Wednesday, June 10, 2009

The Trial of King Charles I - In Our Time

In Our Time will be on BBC Radio Four tomorrow with a new program. The latest issue about the trial of King Charles the first will by then be taken out of the feed.

The trial of King Charles is treated as an exceptional novelty at the time. It replaces the sheer coup with regicide to a process in which the leader of the nation is held responsible before the law. This seems like a logical follow-up to the chapter about the Magna Carta, where also the reign of the king is bound to the law. The next step was to bind the King also to values and principles of Justice. Thus Charles could be beheaded for this and set a precedent for the trial of King Louis in the French Revolution up to the War Crime tribunals after WW II.

The interesting thing in the discussion is that Charles saw it otherwise. He was the sovereign, who but God could hold him responsible. It took him by surprise that they were actually going to execute him. And so this trial also has traits of a staged case. In that respect it also sets precedent for the future that followed. Show trials all over.

More In Our Time:
St. Paul,
Whale evolution,
Magna Carta,
BBC's In Our Time - always recommended,
Brave New World.

World history between 100 BCE and 1200 CE - MMW 3

Here is a final recommendation for the history lecture series MMW 3 The Medieval Heritage by Matthew Herbst from UC San Diego. If you remotely consider looking into this one, go and get your files before UCSD take them off line, as they usually do.

MMW 3 gives world history from 100 BCE to 1200 CE in the widest sense. Whereas most general history courses focus on Western history, MMW attempts to take on every region in the world. This I already wrote in my previous review, that covered the first half of the course and this is all the more true for the second half that I have finished just now. There is attention for West-Africa, Ethiopia, Medieval Europe, Sung China and even the Incas and other nations of the New World, that were still isolated from the rest in this time period.

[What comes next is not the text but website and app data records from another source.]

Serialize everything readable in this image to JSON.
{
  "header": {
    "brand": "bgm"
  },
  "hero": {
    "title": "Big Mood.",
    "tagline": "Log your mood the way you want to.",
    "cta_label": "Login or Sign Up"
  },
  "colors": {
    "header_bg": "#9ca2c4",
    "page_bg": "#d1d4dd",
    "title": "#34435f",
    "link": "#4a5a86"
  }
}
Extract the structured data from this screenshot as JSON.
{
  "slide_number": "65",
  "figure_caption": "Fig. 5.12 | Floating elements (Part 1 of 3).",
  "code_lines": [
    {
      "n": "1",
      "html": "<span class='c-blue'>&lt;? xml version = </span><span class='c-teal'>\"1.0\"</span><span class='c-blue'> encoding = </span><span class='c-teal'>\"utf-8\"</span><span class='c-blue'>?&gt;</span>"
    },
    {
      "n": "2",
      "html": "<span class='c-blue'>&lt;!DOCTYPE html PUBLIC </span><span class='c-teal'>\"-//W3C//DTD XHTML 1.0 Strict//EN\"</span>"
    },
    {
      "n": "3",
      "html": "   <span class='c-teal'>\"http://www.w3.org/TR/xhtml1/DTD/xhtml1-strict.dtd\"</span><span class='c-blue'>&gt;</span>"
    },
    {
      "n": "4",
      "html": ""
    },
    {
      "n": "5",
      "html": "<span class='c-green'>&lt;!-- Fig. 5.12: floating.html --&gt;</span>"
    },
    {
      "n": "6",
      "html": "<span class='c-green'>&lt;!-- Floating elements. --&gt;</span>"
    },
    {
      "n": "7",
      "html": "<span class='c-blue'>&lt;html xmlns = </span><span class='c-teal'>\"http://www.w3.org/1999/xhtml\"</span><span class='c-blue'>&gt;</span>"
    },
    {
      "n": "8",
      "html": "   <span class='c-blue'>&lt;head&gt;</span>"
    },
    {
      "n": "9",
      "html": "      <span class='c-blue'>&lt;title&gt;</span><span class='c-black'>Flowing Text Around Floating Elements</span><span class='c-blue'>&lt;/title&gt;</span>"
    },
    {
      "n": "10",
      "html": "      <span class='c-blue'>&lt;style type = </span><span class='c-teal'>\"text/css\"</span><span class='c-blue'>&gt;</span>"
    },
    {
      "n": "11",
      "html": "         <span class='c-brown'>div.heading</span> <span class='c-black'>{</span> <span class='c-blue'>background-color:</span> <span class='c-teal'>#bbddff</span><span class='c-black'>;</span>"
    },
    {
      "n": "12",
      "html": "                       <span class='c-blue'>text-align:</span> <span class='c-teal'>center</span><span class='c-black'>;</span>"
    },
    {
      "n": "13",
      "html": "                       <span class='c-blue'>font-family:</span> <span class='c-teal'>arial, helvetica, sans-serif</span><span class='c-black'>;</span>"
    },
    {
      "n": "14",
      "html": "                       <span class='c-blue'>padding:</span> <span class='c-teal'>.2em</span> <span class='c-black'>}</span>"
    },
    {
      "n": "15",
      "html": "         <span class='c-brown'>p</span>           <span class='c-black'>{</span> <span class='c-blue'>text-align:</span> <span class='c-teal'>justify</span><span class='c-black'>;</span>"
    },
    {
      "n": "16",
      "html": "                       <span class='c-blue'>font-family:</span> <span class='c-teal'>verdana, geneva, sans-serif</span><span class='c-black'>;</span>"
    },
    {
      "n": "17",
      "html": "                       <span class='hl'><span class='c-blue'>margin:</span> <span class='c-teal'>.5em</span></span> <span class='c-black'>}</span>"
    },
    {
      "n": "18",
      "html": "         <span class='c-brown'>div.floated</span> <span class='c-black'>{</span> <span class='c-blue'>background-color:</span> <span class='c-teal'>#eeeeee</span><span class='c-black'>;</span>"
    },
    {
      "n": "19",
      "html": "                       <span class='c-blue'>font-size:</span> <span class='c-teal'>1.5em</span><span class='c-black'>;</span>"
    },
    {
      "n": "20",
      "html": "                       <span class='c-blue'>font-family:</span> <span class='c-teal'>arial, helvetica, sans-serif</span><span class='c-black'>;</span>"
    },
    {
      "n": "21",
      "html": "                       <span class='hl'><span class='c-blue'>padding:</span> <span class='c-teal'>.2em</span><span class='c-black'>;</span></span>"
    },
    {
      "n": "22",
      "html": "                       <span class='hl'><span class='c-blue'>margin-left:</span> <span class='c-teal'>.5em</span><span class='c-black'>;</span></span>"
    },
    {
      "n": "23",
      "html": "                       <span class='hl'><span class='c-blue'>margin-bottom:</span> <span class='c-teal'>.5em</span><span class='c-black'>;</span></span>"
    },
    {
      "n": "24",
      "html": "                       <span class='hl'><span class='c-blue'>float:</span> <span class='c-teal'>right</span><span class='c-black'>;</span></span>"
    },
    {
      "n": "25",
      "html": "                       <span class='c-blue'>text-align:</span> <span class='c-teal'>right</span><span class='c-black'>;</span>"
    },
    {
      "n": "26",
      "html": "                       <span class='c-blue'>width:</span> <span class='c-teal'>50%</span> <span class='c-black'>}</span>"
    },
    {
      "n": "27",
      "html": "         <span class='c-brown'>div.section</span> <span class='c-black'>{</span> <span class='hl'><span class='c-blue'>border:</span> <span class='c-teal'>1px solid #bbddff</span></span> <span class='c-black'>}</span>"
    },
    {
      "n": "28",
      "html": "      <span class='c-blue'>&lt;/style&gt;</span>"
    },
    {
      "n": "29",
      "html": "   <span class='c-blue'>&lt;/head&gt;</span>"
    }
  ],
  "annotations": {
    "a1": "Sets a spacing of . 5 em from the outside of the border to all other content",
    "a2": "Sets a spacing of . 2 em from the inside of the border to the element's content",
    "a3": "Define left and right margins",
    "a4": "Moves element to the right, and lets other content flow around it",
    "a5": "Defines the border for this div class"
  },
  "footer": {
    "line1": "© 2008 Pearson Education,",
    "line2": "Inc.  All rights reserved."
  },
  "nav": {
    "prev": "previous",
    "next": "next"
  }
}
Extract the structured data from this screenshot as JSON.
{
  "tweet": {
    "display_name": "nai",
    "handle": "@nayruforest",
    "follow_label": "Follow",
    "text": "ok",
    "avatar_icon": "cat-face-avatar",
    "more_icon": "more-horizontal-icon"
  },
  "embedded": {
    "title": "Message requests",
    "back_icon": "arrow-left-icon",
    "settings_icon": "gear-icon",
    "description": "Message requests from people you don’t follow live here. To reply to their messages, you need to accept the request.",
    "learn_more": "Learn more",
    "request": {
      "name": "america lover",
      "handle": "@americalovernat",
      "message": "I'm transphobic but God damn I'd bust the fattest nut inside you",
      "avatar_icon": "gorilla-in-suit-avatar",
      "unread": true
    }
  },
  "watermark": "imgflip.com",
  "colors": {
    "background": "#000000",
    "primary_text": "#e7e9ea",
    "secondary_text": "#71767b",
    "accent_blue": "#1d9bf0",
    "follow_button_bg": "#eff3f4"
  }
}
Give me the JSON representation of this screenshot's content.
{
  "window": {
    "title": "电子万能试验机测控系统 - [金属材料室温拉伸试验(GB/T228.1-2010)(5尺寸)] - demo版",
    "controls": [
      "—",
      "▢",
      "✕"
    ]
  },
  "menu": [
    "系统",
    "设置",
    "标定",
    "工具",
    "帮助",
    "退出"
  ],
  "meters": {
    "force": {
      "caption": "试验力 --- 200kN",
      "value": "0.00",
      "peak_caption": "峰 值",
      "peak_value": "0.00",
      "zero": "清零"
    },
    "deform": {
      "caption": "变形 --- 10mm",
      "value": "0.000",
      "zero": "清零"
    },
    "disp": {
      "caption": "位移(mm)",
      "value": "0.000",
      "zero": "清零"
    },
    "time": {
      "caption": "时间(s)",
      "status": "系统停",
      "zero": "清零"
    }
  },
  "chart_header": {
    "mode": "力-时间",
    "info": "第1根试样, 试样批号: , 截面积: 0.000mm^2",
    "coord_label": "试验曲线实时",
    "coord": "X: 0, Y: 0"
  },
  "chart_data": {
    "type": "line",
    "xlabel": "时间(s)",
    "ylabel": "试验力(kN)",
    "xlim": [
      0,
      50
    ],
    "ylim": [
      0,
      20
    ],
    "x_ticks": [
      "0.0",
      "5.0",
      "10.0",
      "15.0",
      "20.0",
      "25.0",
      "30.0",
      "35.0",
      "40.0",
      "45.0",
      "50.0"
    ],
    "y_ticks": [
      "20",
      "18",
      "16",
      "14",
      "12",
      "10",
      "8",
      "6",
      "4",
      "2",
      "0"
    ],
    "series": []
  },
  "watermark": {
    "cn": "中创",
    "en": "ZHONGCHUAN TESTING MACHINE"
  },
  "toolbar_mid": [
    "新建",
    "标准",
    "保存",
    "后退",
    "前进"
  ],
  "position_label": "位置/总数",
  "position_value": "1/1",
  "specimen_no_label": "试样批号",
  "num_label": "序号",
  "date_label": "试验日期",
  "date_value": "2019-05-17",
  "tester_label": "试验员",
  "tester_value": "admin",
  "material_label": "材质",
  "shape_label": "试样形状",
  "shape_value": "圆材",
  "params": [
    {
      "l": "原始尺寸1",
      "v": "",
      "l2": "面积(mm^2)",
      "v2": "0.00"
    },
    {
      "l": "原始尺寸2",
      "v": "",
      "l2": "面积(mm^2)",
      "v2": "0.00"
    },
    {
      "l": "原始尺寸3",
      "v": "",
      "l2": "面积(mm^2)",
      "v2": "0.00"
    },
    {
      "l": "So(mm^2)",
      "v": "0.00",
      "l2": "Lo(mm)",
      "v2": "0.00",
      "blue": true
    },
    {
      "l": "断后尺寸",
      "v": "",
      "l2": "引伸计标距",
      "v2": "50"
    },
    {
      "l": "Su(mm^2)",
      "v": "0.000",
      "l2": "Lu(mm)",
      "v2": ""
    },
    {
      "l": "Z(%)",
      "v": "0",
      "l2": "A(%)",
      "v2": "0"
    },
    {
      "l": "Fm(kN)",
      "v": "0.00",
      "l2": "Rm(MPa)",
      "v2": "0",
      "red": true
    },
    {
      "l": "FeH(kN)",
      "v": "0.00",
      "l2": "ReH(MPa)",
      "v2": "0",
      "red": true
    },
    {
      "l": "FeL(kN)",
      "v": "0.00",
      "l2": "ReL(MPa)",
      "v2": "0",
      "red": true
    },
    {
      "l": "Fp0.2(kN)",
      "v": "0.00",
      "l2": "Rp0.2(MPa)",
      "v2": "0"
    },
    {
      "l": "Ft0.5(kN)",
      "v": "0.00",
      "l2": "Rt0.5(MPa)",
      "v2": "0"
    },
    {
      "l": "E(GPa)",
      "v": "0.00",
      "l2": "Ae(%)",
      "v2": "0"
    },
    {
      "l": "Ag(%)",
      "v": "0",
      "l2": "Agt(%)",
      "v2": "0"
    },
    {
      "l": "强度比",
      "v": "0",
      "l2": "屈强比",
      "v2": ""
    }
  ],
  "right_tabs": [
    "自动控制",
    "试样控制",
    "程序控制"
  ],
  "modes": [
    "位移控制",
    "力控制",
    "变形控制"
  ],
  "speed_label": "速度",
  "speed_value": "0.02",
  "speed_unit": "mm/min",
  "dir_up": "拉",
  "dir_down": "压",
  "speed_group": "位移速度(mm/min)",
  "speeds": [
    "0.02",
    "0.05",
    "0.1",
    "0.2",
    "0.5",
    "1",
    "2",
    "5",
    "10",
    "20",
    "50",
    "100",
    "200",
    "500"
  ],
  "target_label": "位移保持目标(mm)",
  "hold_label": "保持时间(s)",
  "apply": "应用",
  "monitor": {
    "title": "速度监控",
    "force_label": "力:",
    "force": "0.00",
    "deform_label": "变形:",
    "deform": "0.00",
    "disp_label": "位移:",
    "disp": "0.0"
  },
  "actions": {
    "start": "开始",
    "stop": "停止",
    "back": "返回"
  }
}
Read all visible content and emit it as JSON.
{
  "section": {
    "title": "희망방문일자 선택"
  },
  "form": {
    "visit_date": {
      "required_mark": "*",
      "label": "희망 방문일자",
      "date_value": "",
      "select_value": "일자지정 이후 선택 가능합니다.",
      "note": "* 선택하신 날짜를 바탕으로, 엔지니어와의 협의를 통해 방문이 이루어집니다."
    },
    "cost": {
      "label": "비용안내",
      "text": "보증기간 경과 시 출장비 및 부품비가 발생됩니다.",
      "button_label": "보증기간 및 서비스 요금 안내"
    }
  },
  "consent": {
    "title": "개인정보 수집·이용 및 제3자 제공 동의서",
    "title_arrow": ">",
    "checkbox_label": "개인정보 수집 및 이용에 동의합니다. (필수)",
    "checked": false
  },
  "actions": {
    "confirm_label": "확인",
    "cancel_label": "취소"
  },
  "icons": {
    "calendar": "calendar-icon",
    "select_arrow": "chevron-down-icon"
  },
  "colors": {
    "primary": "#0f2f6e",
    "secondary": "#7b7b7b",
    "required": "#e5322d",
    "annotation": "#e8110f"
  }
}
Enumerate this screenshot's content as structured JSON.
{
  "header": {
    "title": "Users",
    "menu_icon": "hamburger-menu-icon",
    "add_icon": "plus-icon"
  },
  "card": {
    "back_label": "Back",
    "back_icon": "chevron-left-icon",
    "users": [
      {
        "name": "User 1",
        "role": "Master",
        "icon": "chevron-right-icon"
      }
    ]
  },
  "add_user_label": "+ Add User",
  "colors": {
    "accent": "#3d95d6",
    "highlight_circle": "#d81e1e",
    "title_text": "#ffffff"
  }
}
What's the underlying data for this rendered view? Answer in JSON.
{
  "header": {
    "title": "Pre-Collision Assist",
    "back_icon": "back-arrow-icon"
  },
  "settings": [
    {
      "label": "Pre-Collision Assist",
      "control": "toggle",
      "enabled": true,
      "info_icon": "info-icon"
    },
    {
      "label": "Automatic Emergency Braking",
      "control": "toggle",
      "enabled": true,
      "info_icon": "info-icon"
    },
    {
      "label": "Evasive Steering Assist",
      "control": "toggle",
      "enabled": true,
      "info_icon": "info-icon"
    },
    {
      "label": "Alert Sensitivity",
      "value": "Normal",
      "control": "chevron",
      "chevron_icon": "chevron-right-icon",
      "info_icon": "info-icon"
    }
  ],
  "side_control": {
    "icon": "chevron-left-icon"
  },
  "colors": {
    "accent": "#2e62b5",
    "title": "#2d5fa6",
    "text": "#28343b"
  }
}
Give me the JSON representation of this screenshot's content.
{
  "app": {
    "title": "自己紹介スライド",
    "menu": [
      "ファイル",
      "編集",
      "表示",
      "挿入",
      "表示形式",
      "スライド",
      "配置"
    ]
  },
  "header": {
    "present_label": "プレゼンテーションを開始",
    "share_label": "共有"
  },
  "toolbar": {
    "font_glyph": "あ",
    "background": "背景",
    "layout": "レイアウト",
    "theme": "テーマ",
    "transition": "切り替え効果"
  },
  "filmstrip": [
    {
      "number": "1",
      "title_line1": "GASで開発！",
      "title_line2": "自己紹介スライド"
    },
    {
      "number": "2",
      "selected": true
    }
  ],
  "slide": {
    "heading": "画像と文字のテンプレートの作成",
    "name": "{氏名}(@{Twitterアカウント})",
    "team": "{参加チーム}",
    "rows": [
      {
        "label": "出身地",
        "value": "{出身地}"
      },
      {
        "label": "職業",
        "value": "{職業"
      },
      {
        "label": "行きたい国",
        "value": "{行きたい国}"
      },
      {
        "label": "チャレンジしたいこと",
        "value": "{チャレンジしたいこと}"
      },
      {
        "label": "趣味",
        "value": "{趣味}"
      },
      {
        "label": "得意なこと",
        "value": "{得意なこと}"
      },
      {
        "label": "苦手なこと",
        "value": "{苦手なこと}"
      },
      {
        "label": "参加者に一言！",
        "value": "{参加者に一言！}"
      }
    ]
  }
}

The strength of this series, that it covers indeed the whole world, comes at a price. Especially by the end, the chronology is very difficult to get a grip on. It is therefore especially important to pick up the last lecture in which Professor Herbst summarizes the main learning points of the course, one of them being contact and exchange. Apart from the Inca Empire, no part is completely isolated and through trade routes, not only goods but also cultural content is exchanged to and fro.

More MMW:
MMW 3,
UCSD's lecture podcasts,
MMW 2,
MMW 4,
MMW 6.